MATERIAL FOR THE TASK =>
────────────────────

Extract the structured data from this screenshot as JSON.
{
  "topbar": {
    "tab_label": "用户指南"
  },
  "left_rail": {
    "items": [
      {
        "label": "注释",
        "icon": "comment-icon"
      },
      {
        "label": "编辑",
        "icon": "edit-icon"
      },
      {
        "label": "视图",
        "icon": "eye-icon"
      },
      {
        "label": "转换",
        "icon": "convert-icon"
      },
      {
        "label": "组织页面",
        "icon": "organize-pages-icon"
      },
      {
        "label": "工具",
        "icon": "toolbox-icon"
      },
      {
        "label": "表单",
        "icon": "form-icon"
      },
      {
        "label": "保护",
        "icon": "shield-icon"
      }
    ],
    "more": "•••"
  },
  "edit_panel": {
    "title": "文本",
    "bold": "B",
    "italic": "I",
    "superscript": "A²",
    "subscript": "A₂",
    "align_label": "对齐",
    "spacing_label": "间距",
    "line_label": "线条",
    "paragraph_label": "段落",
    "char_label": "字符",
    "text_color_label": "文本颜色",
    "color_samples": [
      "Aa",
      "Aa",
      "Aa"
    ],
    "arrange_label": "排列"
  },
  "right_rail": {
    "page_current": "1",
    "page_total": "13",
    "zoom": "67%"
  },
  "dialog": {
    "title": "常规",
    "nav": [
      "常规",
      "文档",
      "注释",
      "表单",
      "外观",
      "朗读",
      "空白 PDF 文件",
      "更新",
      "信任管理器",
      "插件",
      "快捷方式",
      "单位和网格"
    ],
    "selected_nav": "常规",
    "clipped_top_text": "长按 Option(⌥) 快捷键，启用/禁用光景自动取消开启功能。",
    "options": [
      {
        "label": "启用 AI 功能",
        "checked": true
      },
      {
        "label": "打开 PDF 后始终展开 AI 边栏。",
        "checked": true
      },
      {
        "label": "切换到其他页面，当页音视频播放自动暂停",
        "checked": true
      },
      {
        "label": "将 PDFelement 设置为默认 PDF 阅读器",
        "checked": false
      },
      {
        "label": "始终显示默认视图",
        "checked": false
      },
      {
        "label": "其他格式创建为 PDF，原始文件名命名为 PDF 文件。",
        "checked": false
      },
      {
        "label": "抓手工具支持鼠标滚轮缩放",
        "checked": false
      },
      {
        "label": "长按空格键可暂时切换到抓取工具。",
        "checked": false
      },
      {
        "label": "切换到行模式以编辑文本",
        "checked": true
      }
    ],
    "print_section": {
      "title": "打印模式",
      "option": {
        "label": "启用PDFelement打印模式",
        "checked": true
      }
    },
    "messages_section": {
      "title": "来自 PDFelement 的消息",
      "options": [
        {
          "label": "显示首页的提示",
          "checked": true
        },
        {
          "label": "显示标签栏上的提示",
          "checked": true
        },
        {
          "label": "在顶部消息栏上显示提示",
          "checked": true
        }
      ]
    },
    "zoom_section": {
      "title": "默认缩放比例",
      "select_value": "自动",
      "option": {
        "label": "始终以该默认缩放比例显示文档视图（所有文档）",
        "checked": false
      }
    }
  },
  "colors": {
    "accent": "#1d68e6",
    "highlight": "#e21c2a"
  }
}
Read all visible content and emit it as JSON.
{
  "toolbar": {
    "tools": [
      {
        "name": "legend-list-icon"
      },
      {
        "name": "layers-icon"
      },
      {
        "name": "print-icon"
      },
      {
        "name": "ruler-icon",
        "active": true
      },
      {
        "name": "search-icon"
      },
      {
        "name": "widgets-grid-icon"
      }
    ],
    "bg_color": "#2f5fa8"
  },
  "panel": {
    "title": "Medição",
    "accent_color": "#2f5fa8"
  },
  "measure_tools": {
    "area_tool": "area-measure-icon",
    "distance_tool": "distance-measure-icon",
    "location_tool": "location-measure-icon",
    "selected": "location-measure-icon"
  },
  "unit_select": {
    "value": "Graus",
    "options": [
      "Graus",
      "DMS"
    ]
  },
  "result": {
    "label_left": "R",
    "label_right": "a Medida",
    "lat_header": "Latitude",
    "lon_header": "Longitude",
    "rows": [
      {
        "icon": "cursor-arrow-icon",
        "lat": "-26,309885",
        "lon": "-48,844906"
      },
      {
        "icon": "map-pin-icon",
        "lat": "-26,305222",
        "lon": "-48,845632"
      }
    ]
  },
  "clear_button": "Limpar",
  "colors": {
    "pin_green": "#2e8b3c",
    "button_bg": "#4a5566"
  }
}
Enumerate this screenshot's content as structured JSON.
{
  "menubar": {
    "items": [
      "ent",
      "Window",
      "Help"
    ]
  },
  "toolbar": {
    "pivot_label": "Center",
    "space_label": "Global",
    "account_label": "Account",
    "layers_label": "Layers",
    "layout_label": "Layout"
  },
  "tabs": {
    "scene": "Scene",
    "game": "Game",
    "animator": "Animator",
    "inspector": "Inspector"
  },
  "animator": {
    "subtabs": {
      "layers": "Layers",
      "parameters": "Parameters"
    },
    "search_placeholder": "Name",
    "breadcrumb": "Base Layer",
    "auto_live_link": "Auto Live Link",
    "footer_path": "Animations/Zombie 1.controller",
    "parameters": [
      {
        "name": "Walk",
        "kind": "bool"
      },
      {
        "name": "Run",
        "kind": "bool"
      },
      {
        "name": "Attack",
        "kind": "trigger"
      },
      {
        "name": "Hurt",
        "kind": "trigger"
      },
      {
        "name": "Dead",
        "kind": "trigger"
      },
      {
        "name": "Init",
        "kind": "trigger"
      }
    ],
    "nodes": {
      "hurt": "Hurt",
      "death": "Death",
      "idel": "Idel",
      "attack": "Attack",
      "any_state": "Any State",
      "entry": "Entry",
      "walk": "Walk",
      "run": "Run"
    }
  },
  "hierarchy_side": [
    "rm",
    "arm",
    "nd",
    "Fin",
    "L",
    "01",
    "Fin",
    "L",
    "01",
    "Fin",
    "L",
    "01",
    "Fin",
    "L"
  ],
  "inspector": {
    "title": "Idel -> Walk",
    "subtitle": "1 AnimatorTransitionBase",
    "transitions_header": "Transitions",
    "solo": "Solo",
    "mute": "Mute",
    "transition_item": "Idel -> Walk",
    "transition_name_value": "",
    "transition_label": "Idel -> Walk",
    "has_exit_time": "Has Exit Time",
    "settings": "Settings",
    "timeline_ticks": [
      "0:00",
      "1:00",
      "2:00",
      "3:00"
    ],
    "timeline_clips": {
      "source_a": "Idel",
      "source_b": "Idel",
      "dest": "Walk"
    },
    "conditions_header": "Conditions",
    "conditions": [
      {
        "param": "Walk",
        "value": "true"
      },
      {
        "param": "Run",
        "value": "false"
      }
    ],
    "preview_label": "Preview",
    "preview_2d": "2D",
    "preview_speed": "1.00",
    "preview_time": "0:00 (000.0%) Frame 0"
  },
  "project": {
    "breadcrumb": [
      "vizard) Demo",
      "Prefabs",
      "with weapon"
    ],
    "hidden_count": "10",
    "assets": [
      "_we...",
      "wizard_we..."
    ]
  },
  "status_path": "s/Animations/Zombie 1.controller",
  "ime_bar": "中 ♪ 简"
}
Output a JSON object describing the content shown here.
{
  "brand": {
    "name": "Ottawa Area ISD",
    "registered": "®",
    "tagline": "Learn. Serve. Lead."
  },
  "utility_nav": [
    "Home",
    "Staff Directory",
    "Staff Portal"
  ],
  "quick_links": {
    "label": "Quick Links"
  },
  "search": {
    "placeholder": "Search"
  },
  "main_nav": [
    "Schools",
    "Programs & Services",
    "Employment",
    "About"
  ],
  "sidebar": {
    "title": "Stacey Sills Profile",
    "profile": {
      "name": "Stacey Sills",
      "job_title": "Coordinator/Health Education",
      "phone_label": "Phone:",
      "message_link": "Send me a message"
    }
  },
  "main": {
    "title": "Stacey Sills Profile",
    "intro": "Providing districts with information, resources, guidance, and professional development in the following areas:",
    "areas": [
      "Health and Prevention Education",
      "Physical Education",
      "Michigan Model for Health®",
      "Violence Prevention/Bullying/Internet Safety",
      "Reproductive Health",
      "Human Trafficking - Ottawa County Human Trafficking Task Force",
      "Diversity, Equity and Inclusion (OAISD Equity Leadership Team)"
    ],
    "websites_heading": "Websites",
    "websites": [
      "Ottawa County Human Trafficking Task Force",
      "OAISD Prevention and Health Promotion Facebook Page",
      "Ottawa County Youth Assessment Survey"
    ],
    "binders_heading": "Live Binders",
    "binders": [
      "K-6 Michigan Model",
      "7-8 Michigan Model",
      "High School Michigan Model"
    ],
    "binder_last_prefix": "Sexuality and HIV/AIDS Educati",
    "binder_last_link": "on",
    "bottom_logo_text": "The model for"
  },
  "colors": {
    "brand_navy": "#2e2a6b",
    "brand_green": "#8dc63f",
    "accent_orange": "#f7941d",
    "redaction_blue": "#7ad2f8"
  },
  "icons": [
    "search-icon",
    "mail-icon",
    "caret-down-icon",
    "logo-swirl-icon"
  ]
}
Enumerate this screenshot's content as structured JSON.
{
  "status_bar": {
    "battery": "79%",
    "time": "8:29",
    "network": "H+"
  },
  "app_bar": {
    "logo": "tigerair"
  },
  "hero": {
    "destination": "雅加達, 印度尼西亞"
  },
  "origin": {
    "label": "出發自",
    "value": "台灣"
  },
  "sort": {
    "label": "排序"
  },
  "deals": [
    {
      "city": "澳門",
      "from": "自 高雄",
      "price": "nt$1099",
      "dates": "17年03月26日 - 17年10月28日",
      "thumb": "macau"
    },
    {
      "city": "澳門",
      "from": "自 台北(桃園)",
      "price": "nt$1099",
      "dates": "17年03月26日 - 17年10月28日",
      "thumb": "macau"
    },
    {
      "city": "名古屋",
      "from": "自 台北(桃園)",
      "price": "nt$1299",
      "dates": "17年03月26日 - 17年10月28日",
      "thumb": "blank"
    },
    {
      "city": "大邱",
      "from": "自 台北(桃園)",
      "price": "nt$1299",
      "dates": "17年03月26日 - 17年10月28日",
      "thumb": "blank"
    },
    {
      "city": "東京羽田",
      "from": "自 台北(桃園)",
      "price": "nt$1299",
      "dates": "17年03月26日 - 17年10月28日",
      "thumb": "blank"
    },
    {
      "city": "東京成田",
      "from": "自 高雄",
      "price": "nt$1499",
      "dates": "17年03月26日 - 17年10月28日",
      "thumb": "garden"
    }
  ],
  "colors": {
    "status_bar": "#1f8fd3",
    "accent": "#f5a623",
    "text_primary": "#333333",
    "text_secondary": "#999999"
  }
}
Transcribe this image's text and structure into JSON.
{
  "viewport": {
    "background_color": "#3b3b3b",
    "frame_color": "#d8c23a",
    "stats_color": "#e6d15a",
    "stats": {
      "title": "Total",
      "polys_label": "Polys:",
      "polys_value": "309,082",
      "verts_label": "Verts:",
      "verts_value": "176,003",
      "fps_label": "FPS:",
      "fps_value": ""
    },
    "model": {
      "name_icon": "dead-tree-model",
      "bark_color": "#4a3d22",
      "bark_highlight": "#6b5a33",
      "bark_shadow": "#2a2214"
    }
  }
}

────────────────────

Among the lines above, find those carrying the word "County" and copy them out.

      "Human Trafficking - Ottawa County Human Trafficking Task Force",
      "Ottawa County Human Trafficking Task Force",
      "Ottawa County Youth Assessment Survey"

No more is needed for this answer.